In other words, geometers (or mathematicians) draw points, lines, squares, circles and so on for explaining theorems (or doing proofs), and the figures they draw are quite “inaccurate” ones, in the sense that no one can ever claim to have drawn a perfect round circle or a perfect straight line. However, this doesn’t prevent the mathematician from looking deeply into the “reality” behind those figures to obtain useful insights from the same. Such insights guide the mathematician in proving geometric results, which otherwise cannot be “extracted” from the (crude) figures.
So, for instance, no matter how one draws a triangle, if one measures all the three interior angles with, say, a protractor, the sum of the three angles will never equal two right angles (); the sum will always be a tad less or a tad more than two right angles. But, this doesn’t prevent the mathematician from proving that the sum is indeed equal to two right angles! (Of course, this is true only in Euclidean geometry.)

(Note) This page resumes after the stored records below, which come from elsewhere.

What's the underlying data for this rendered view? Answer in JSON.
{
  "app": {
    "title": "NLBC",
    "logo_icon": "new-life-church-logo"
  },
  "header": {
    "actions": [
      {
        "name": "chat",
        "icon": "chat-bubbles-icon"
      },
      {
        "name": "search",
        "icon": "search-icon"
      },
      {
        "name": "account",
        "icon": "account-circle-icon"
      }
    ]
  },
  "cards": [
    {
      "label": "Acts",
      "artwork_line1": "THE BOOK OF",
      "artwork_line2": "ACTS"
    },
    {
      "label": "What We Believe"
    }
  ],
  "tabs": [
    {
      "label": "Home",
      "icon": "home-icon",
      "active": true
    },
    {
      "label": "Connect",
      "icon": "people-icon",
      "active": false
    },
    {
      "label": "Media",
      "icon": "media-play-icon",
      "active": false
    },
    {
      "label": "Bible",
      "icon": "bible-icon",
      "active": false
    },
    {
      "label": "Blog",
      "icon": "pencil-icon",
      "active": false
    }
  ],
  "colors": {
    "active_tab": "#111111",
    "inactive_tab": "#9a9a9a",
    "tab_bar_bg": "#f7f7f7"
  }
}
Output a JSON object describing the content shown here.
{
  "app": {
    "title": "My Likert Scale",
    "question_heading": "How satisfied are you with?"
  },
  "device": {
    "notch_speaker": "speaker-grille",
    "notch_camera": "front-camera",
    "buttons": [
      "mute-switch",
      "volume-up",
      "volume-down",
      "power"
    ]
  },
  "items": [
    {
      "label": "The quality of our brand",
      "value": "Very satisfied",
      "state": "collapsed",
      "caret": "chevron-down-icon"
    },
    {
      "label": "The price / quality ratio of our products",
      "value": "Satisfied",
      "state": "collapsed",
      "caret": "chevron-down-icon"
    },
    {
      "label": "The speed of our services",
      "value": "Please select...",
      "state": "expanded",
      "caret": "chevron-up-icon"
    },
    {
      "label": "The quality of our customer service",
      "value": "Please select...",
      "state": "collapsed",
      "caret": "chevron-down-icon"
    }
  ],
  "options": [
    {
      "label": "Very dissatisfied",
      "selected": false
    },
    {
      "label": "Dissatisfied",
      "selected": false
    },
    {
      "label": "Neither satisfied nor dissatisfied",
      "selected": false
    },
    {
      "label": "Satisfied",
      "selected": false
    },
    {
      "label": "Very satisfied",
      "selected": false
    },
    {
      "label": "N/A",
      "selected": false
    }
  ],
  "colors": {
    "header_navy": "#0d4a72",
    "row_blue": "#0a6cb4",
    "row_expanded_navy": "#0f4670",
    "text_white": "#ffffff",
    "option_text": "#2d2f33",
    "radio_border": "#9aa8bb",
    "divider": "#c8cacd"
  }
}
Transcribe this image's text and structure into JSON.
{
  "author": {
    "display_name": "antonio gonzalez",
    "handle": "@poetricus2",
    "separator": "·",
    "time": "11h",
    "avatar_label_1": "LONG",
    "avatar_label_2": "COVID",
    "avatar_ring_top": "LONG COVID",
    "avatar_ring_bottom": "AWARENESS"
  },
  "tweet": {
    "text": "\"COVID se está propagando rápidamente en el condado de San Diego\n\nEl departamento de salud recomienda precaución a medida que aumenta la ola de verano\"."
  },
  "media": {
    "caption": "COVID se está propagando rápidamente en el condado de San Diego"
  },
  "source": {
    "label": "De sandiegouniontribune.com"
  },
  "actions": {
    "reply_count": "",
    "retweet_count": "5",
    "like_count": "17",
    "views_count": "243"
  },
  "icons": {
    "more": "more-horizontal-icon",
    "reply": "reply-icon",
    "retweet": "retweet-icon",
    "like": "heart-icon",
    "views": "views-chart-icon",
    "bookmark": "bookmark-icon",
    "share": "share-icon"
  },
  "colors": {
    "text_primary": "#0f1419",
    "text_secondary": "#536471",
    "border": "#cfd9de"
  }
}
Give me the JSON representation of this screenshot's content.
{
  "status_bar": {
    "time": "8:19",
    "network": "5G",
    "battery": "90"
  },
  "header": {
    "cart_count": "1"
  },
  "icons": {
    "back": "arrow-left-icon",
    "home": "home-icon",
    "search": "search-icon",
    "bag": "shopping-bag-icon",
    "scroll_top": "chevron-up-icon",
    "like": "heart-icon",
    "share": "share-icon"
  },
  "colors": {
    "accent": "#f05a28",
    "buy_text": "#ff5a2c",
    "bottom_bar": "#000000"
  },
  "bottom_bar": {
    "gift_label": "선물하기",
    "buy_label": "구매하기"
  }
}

Thus, for Plato, knowledge of mathematics amounts to insights in the realm of ideas, and the pursuit of mathematics was a road to insights of a universal nature.
Thus, education through mathematical thinking frees man’s mind to “see” the world of ideal forms, which was more real to Plato than the tangible. This is further illustrated in Plato’s Seventh Letter in which he distinguishes among the different ways of viewing a geometric concept. For instance, consider a circle and let’s look at it’s different “interpretations.” First, a circle is something, “the name of which I just now uttered”; second, the concept defined verbally; third, the physical image of the circle as it is produced by the draftsman or the lathe-turner; and finally, the ideal circle that “approaches nearest in affinity and likeness to” the “real circle”, which alone is the object of scientific perception.
In conclusion, for Plato, the study of geometry (mathematics) was an intellectual exercise in training the mind in overcoming the “illusions” of the tangible world by learning to see the “ideal forms” or Ideals, which to him was more real than the physical reality around us.
Here is an interesting article (by Terry Tao) and the accompanying discussion on the relation between high IQ and doing good mathematics. Moral of the story: there is hope! :-)